You may all be wondering what's up with the Internet's coverage of IDF, since there wasn't a lot of news coming from that front yesterday. And yet, all of a sudden, something big comes along. The item in question is called Knights Mill, a codename for the next generation of Intel's HPC-oriented Xeon Phi processors.
Our own Jeff Kampman has his boots on the ground as we speak, and he took a snapshot of Intel's announcement during a session:
— Jeff Kampman (@jkampman_tr) August 17, 2016
Put simply, Knights Mill is an upgraded version of the current-generation Knighs Landing CPUs. For those to whom either "Xeon Phi" or the whole "Knights" naming doesn't really ring a bell: these CPUs differ from the more "normal" models by offering many dozens of small cores instead of a few "big" ones. They're targeted at HPC and machine learning tasks. One perusal through Intel's ARK is all you need: the current-generation models pack somewhere from 64 to 72 cores and many more threads.
Intel says the Knights Mill models should offer better efficiency when compared to their predecessors, as well as "enhanced variable precision," which we take to mean improved floating-point support. Like current chips, Knights Mill CPUs will have a slice of RAM directly stacked on top of CPU (current Xeon Phis pack 16GB.) The company hopes the new CPUs to be gracing enormous clusters worldwide come 2017.
Since we're on the topic of Knight's Mill, it's interesting to look back at how the perceived-as-failed Larrabee went from being advertised as a graphics card to actually power the "Knights" series of Xeon Phi CPUs. In a personal blog entry, Larrabee architect Tom Forsyth lays out a bit of history on the chip and goes on to detail what it was meant to be, what it wasn't, and the public perception of the whole thing.

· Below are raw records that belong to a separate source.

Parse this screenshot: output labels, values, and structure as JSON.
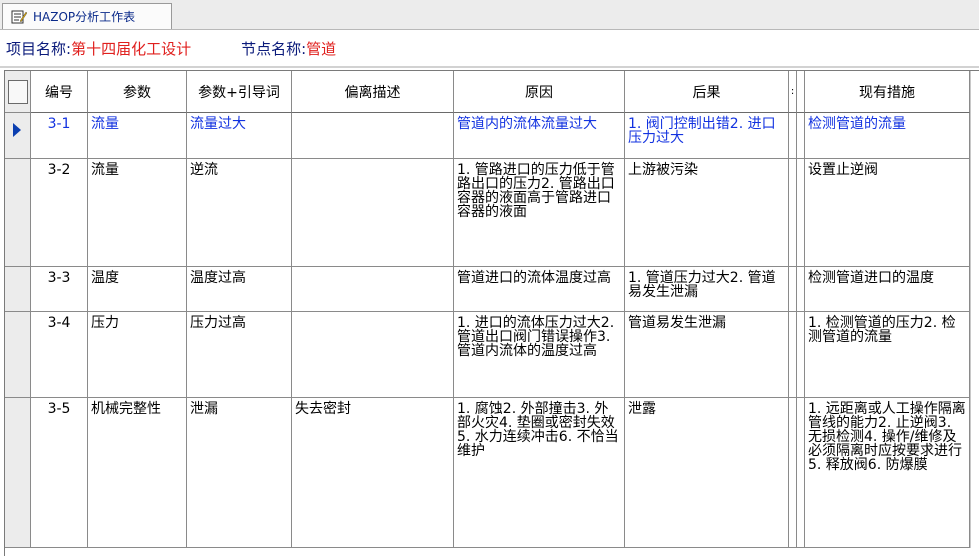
{
  "tab": {
    "label": "HAZOP分析工作表"
  },
  "header": {
    "project_label": "项目名称:",
    "project_value": "第十四届化工设计",
    "node_label": "节点名称:",
    "node_value": "管道"
  },
  "columns": {
    "id": "编号",
    "param": "参数",
    "guide": "参数+引导词",
    "deviation": "偏离描述",
    "cause": "原因",
    "consequence": "后果",
    "narrow1": ":",
    "measures": "现有措施"
  },
  "rows": [
    {
      "id": "3-1",
      "param": "流量",
      "guide": "流量过大",
      "deviation": "",
      "cause": "管道内的流体流量过大",
      "consequence": "1. 阀门控制出错2. 进口压力过大",
      "measures": "检测管道的流量"
    },
    {
      "id": "3-2",
      "param": "流量",
      "guide": "逆流",
      "deviation": "",
      "cause": "1. 管路进口的压力低于管路出口的压力2. 管路出口容器的液面高于管路进口容器的液面",
      "consequence": "上游被污染",
      "measures": "设置止逆阀"
    },
    {
      "id": "3-3",
      "param": "温度",
      "guide": "温度过高",
      "deviation": "",
      "cause": "管道进口的流体温度过高",
      "consequence": "1. 管道压力过大2. 管道易发生泄漏",
      "measures": "检测管道进口的温度"
    },
    {
      "id": "3-4",
      "param": "压力",
      "guide": "压力过高",
      "deviation": "",
      "cause": "1. 进口的流体压力过大2. 管道出口阀门错误操作3. 管道内流体的温度过高",
      "consequence": "管道易发生泄漏",
      "measures": "1. 检测管道的压力2. 检测管道的流量"
    },
    {
      "id": "3-5",
      "param": "机械完整性",
      "guide": "泄漏",
      "deviation": "失去密封",
      "cause": "1. 腐蚀2. 外部撞击3. 外部火灾4. 垫圈或密封失效5. 水力连续冲击6. 不恰当维护",
      "consequence": "泄露",
      "measures": "1. 远距离或人工操作隔离管线的能力2. 止逆阀3. 无损检测4. 操作/维修及必须隔离时应按要求进行5. 释放阀6. 防爆膜"
    }
  ],
  "colors": {
    "current_row_text": "#1232e0",
    "project_value": "#e0201e",
    "label": "#0a1a7a",
    "record_selector": "#0b3fb0"
  }
}
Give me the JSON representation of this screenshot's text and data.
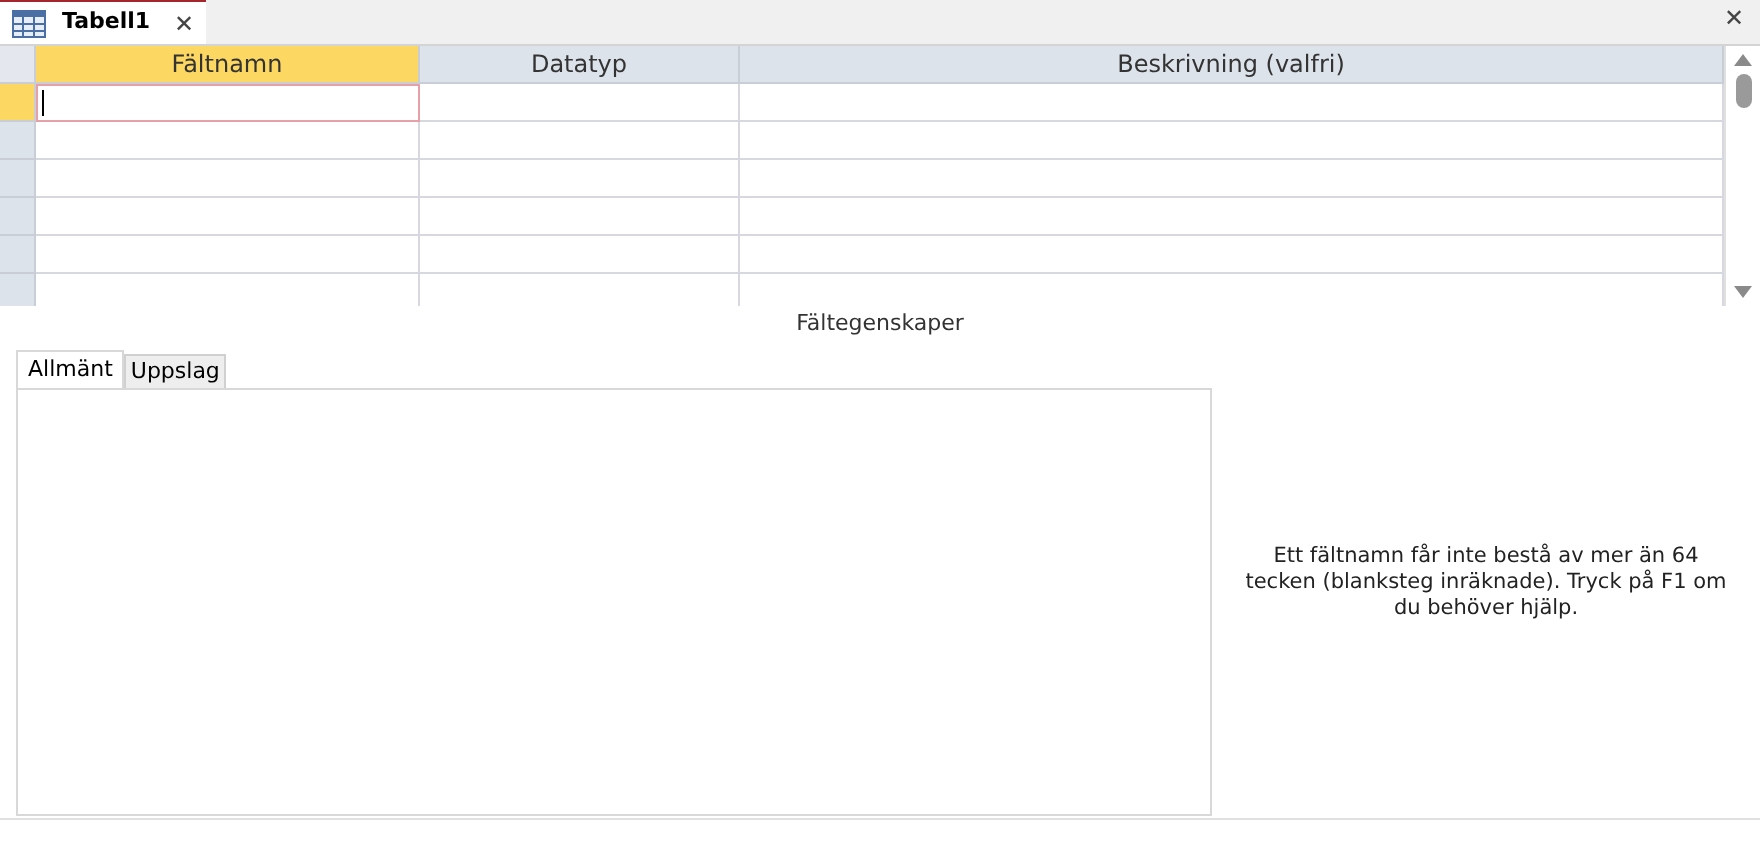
{
  "document_tab": {
    "title": "Tabell1",
    "close": "✕"
  },
  "window_close": "✕",
  "grid": {
    "columns": [
      {
        "label": "Fältnamn",
        "selected": true
      },
      {
        "label": "Datatyp",
        "selected": false
      },
      {
        "label": "Beskrivning (valfri)",
        "selected": false
      }
    ],
    "rows": [
      {
        "selected": true
      },
      {
        "selected": false
      },
      {
        "selected": false
      },
      {
        "selected": false
      },
      {
        "selected": false
      },
      {
        "selected": false
      }
    ]
  },
  "properties": {
    "title": "Fältegenskaper",
    "tabs": [
      {
        "label": "Allmänt",
        "selected": true
      },
      {
        "label": "Uppslag",
        "selected": false
      }
    ],
    "help": "Ett fältnamn får inte bestå av mer än 64 tecken (blanksteg inräknade). Tryck på F1 om du behöver hjälp."
  }
}
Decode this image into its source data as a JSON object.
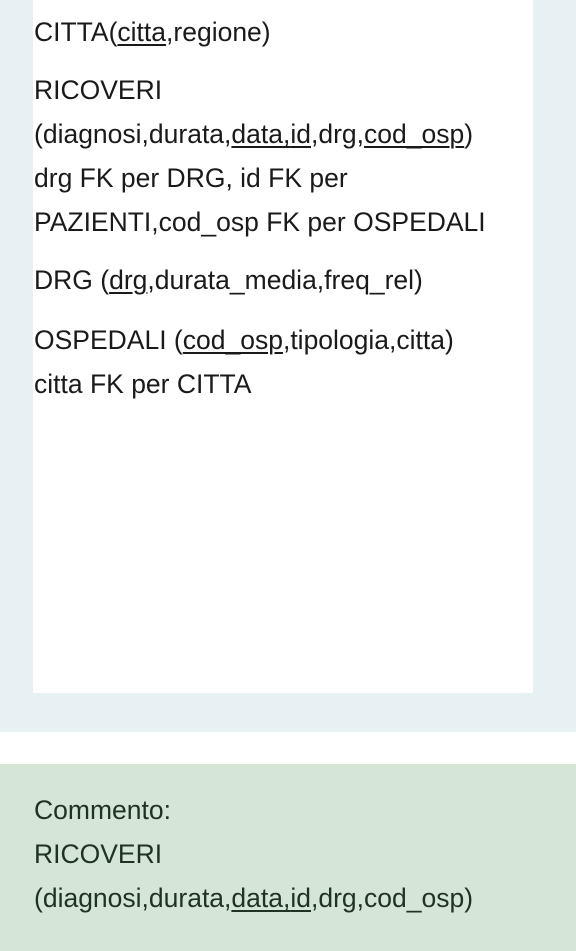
{
  "answer": {
    "citta": {
      "name": "CITTA(",
      "key": "citta",
      "rest": ",regione)"
    },
    "ricoveri": {
      "name": "RICOVERI",
      "open": "(diagnosi,durata,",
      "key1": "data",
      "comma": ",",
      "key2": "id",
      "mid": ",drg,",
      "key3": "cod_osp",
      "close": ")",
      "fk_line1": "drg FK per DRG, id FK per",
      "fk_line2": "PAZIENTI,cod_osp FK per OSPEDALI"
    },
    "drg": {
      "prefix": "DRG (",
      "key": "drg",
      "rest": ",durata_media,freq_rel)"
    },
    "ospedali": {
      "prefix": "OSPEDALI (",
      "key": "cod_osp",
      "rest": ",tipologia,citta)",
      "fk_line": "citta FK per CITTA"
    }
  },
  "comment": {
    "label": "Commento:",
    "name": "RICOVERI",
    "open": "(diagnosi,durata,",
    "key1": "data",
    "comma": ",",
    "key2": "id",
    "rest": ",drg,cod_osp)"
  }
}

If the fact that "Larrabee = Xeon Phi" comes as an overlooked and surprising fact (including to a good portion of the TR staff), by all means, go read Mr. Forsyth's account.